For more than 60 years, poultry growers, drug companies and the Food and Drug Administration said Roxarsone, sold under the brand 3-Nitro, contained a harmless form of organic arsenic that is present in almost everything in nature, including a glass of drinking water.
That thinking was firmly contradicted last year by an FDA study that found trace amounts of inorganic arsenic in the livers of chickens that were fed Roxarsone and then slaughtered for tests. Hundreds of growers in the United States continue to use Roxarsone.
The FDA said eating chicken with traces of inorganic arsenic is safe, but its findings had a strong influence on Maryland lawmakers. Last month they passed a bill banning the use of Roxarsone and other arsenic-based drugs in chicken feed after two years of strong opposition to such a measure from the vast poultry enterprise on the Eastern Shore.
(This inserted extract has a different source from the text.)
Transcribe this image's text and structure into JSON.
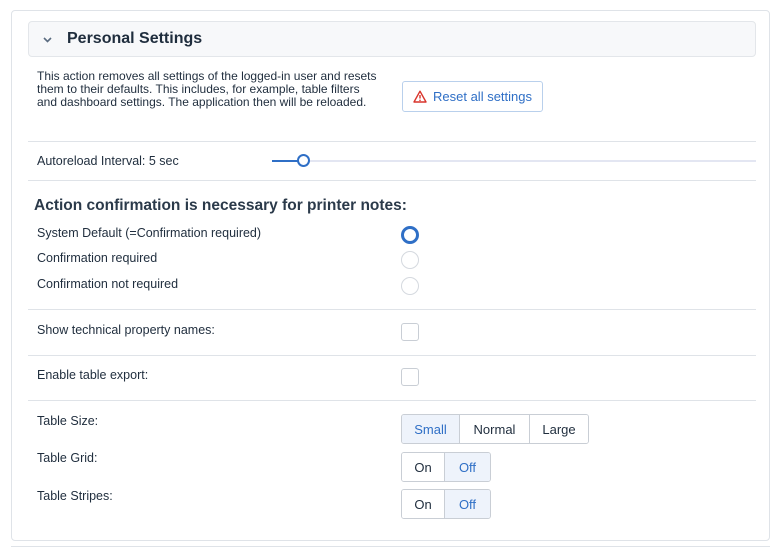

Inorganic arsenic has been linked to various human ailments, including neurological deficits in children, said Keeve E. Nachman, director of the Farming for the Future program at the Johns Hopkins University Center for a Livable Future.
Pfizer, which distributes the drug, agreed to voluntarily suspend its sales after consulting with FDA officials following the study. But growers that stockpiled supplies continue to use it.
Del. Tom Hucker (D-Montgomery), who sponsored the House version of the legislation, said the General Assembly was concerned about the levels of arsenic in chicken; about the 30,000 pounds of arsenic added each year to the soil in fertilizer and manure, mostly on the Eastern Shore; and about arsenic washed by heavy rains into rivers and streams that flow to the Chesapeake Bay.
Gov. Martin O’Malley (D) is expected to sign the bill this week, making Maryland the first state to end a practice in existence since 1944. The law would take effect Jan. 1 for hundreds of growers on the Eastern Shore that continue to use Roxarsone as an antibiotic with a side effect that bursts blood vessels, making meat look pink and plump.
“There are multiple sides to the issue,” said Kenneth Staver, an associate research scientist at the University of Maryland’s Wye Research and Education Center, who studied Roxarsone for the state House Environmental Matters Committee. “But the point was that as you add arsenic to the landscape, it accumulates in the soil. You’re making things go in a direction you don’t want them to go.”